## EXERCISE AIM
Could you copy every record exactly as it appears?

Interface dataset entries
=-=-=
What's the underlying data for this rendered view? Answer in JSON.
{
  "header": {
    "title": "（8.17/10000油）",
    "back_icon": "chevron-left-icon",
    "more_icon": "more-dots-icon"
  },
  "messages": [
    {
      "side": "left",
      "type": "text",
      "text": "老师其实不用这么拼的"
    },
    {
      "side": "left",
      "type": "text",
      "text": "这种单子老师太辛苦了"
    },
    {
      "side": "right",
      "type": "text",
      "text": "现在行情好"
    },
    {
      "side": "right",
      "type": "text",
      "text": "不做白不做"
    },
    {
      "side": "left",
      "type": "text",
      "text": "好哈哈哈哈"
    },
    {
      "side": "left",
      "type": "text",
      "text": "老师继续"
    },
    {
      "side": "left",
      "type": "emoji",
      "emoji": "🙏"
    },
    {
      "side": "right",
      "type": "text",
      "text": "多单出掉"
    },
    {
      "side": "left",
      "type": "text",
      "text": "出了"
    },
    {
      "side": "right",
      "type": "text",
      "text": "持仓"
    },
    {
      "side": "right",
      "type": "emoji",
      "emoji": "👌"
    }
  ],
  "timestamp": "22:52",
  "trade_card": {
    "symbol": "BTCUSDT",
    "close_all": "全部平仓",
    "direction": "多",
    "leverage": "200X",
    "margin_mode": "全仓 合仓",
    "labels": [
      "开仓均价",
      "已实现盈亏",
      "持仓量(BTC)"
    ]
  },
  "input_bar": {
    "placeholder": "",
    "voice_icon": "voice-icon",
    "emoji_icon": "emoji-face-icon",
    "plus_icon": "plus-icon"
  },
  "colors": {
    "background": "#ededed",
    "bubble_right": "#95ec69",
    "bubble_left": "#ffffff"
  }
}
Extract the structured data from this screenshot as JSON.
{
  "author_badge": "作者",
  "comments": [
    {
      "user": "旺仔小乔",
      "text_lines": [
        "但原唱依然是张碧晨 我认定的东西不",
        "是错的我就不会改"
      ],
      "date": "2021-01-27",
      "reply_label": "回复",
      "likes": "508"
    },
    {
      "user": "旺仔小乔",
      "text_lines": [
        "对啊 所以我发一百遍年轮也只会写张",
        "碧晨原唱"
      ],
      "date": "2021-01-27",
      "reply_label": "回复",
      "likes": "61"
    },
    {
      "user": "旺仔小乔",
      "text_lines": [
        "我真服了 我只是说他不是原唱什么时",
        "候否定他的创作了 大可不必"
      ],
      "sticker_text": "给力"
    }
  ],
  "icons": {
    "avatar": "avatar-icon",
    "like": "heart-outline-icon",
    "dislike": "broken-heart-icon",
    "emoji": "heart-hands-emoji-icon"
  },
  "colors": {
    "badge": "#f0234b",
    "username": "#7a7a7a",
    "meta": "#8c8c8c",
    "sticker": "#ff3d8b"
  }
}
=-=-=
## FINAL ANSWER
What's the underlying data for this rendered view? Answer in JSON.
{
  "header": {
    "title": "（8.17/10000油）",
    "back_icon": "chevron-left-icon",
    "more_icon": "more-dots-icon"
  },
  "messages": [
    {
      "side": "left",
      "type": "text",
      "text": "老师其实不用这么拼的"
    },
    {
      "side": "left",
      "type": "text",
      "text": "这种单子老师太辛苦了"
    },
    {
      "side": "right",
      "type": "text",
      "text": "现在行情好"
    },
    {
      "side": "right",
      "type": "text",
      "text": "不做白不做"
    },
    {
      "side": "left",
      "type": "text",
      "text": "好哈哈哈哈"
    },
    {
      "side": "left",
      "type": "text",
      "text": "老师继续"
    },
    {
      "side": "left",
      "type": "emoji",
      "emoji": "🙏"
    },
    {
      "side": "right",
      "type": "text",
      "text": "多单出掉"
    },
    {
      "side": "left",
      "type": "text",
      "text": "出了"
    },
    {
      "side": "right",
      "type": "text",
      "text": "持仓"
    },
    {
      "side": "right",
      "type": "emoji",
      "emoji": "👌"
    }
  ],
  "timestamp": "22:52",
  "trade_card": {
    "symbol": "BTCUSDT",
    "close_all": "全部平仓",
    "direction": "多",
    "leverage": "200X",
    "margin_mode": "全仓 合仓",
    "labels": [
      "开仓均价",
      "已实现盈亏",
      "持仓量(BTC)"
    ]
  },
  "input_bar": {
    "placeholder": "",
    "voice_icon": "voice-icon",
    "emoji_icon": "emoji-face-icon",
    "plus_icon": "plus-icon"
  },
  "colors": {
    "background": "#ededed",
    "bubble_right": "#95ec69",
    "bubble_left": "#ffffff"
  }
}
Extract the structured data from this screenshot as JSON.
{
  "author_badge": "作者",
  "comments": [
    {
      "user": "旺仔小乔",
      "text_lines": [
        "但原唱依然是张碧晨 我认定的东西不",
        "是错的我就不会改"
      ],
      "date": "2021-01-27",
      "reply_label": "回复",
      "likes": "508"
    },
    {
      "user": "旺仔小乔",
      "text_lines": [
        "对啊 所以我发一百遍年轮也只会写张",
        "碧晨原唱"
      ],
      "date": "2021-01-27",
      "reply_label": "回复",
      "likes": "61"
    },
    {
      "user": "旺仔小乔",
      "text_lines": [
        "我真服了 我只是说他不是原唱什么时",
        "候否定他的创作了 大可不必"
      ],
      "sticker_text": "给力"
    }
  ],
  "icons": {
    "avatar": "avatar-icon",
    "like": "heart-outline-icon",
    "dislike": "broken-heart-icon",
    "emoji": "heart-hands-emoji-icon"
  },
  "colors": {
    "badge": "#f0234b",
    "username": "#7a7a7a",
    "meta": "#8c8c8c",
    "sticker": "#ff3d8b"
  }
}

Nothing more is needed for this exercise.